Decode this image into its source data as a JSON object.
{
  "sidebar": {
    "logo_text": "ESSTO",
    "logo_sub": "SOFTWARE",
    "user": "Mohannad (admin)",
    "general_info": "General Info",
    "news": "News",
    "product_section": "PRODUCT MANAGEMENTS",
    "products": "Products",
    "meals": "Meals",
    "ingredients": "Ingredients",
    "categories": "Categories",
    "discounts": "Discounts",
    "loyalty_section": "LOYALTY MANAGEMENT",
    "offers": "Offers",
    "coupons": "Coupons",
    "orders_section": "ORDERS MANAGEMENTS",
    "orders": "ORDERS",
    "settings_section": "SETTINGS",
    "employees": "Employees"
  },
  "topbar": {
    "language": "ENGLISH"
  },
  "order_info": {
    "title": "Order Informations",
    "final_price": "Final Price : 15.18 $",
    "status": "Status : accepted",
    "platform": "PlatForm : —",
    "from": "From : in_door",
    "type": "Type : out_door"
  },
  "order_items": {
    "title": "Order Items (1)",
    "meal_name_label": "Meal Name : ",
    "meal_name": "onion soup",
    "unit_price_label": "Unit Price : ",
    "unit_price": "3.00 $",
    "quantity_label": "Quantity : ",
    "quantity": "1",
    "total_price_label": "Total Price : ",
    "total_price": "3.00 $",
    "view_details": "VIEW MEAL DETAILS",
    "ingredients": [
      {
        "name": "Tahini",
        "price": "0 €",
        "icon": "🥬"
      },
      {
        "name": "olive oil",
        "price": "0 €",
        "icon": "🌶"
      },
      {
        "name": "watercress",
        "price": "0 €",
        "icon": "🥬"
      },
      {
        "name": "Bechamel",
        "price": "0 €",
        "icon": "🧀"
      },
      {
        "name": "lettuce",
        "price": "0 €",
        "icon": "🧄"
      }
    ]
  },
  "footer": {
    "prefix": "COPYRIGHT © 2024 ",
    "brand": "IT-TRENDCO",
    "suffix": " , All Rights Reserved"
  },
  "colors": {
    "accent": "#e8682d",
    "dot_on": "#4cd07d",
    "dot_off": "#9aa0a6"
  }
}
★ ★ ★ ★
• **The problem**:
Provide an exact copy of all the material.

• **Answer for this exercise**:
Decode this image into its source data as a JSON object.
{
  "sidebar": {
    "logo_text": "ESSTO",
    "logo_sub": "SOFTWARE",
    "user": "Mohannad (admin)",
    "general_info": "General Info",
    "news": "News",
    "product_section": "PRODUCT MANAGEMENTS",
    "products": "Products",
    "meals": "Meals",
    "ingredients": "Ingredients",
    "categories": "Categories",
    "discounts": "Discounts",
    "loyalty_section": "LOYALTY MANAGEMENT",
    "offers": "Offers",
    "coupons": "Coupons",
    "orders_section": "ORDERS MANAGEMENTS",
    "orders": "ORDERS",
    "settings_section": "SETTINGS",
    "employees": "Employees"
  },
  "topbar": {
    "language": "ENGLISH"
  },
  "order_info": {
    "title": "Order Informations",
    "final_price": "Final Price : 15.18 $",
    "status": "Status : accepted",
    "platform": "PlatForm : —",
    "from": "From : in_door",
    "type": "Type : out_door"
  },
  "order_items": {
    "title": "Order Items (1)",
    "meal_name_label": "Meal Name : ",
    "meal_name": "onion soup",
    "unit_price_label": "Unit Price : ",
    "unit_price": "3.00 $",
    "quantity_label": "Quantity : ",
    "quantity": "1",
    "total_price_label": "Total Price : ",
    "total_price": "3.00 $",
    "view_details": "VIEW MEAL DETAILS",
    "ingredients": [
      {
        "name": "Tahini",
        "price": "0 €",
        "icon": "🥬"
      },
      {
        "name": "olive oil",
        "price": "0 €",
        "icon": "🌶"
      },
      {
        "name": "watercress",
        "price": "0 €",
        "icon": "🥬"
      },
      {
        "name": "Bechamel",
        "price": "0 €",
        "icon": "🧀"
      },
      {
        "name": "lettuce",
        "price": "0 €",
        "icon": "🧄"
      }
    ]
  },
  "footer": {
    "prefix": "COPYRIGHT © 2024 ",
    "brand": "IT-TRENDCO",
    "suffix": " , All Rights Reserved"
  },
  "colors": {
    "accent": "#e8682d",
    "dot_on": "#4cd07d",
    "dot_off": "#9aa0a6"
  }
}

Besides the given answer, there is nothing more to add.